Even as the ad mavens interviewed mention, briefly, the less-than-amazing side of their industry, whether it's to observe that bad ads are hideous or that the ubiquity of ads has become a bit much, the film moves away from those briefly-raised topics like it had touched something hot. I know there are other documentaries that look at modern advertising -- usually through the work of anti-consumerism activists like Ron English (Popaganda: The Art and Crimes of Ron English), The Yes Men (The Yes Men, The Yes Men Fix the World) and the "Rev. Billy Stop Shopping Choir" (the impossibly tedious What Would Jesus Buy?). And Art & Copy doesn't have to refute its own arguments, but I can't help but think the film would be more interesting if it looked at the fullness and complexity of its subject instead of offering banalities. (The success of the Budweiser frogs and lizards is summed up by noting how really, those talking animals built viewers into a like-minded group: "They want to be part of that community, and the beer is the badge of that community." Uh, what?)

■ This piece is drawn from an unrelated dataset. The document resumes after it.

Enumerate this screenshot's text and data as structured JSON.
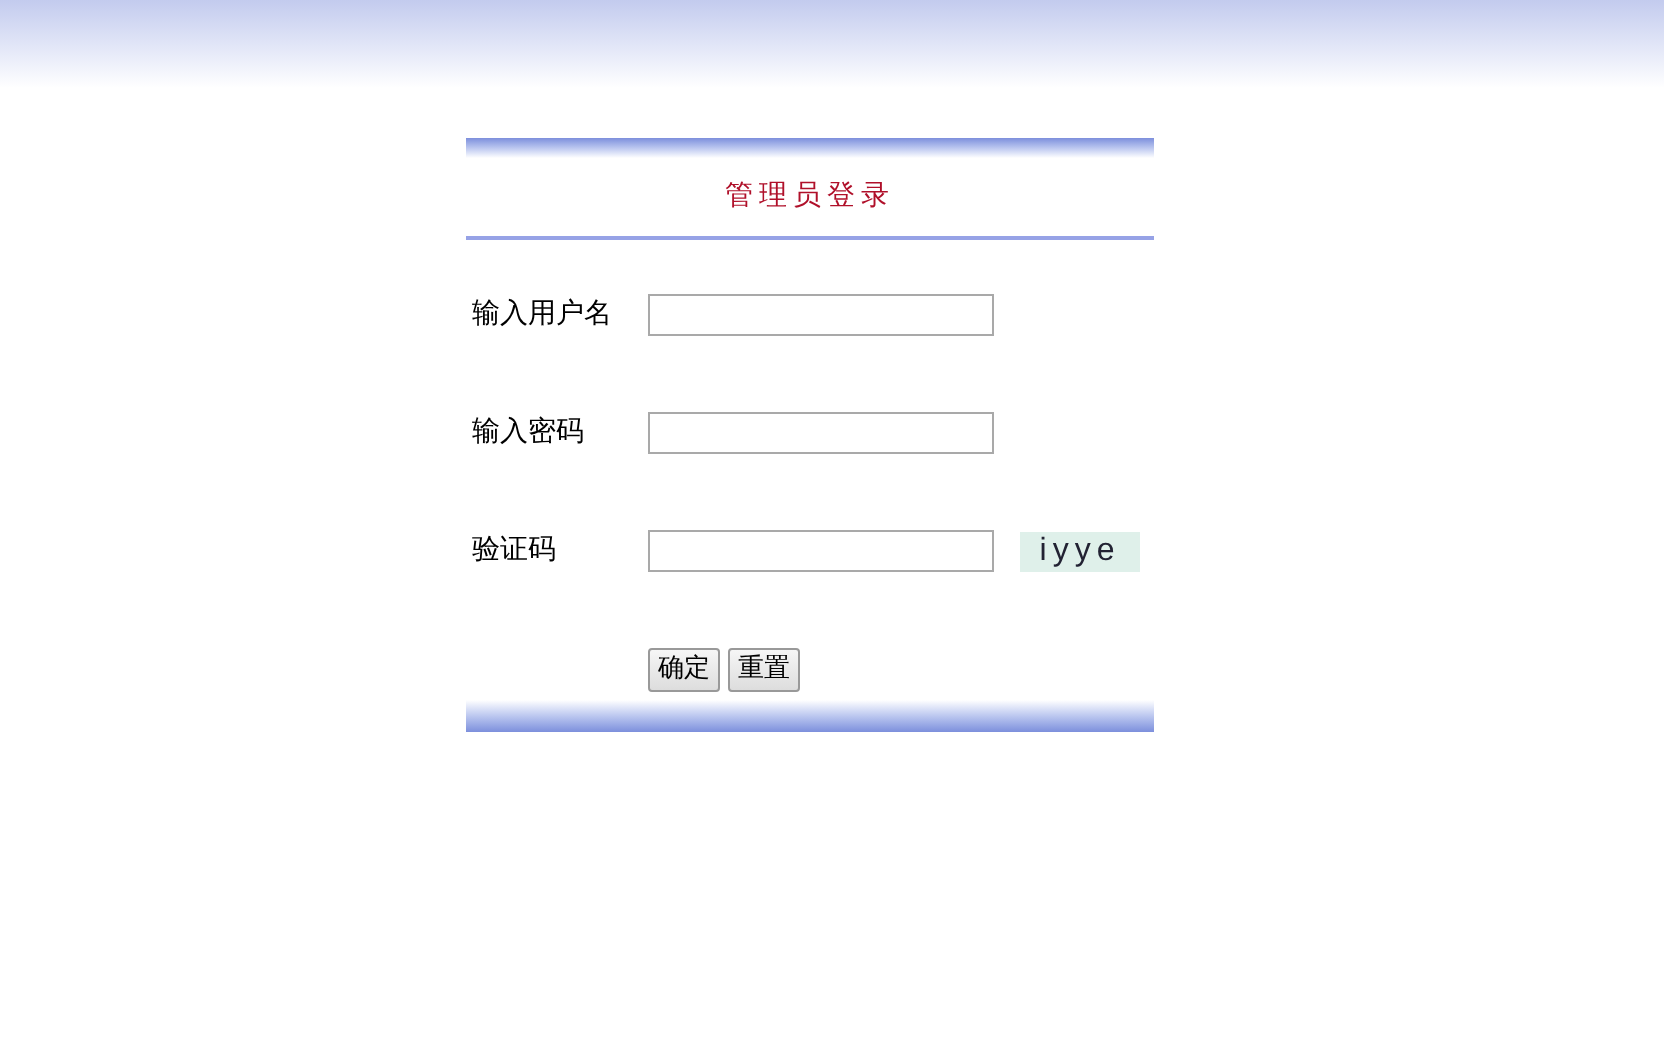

Art & Copy has a few interesting moments -- I could listen to the rough, give-'em-hell George Lois for hours, while Hal Riney's career is almost Don Draper-esque in the distance between his family's real past and the fake nostalgia he peddled, and the ads shown in the film are, undeniably, great ads-- but it also feels like avoids the interesting or the complex in favor of the sunshiny and simple. If you had shown me Art & Copy at the Cleo Awards (honoring advertising's best and brightest) as a highlight reel of excellence, it would have felt like a nice, glossy puff propaganda piece; watching it at Sundance, I couldn't help but marvel how well the film's makers and backers had practiced the trade it depicts and convinced the Festival this circular sell-job of self-celebration was a real documentary.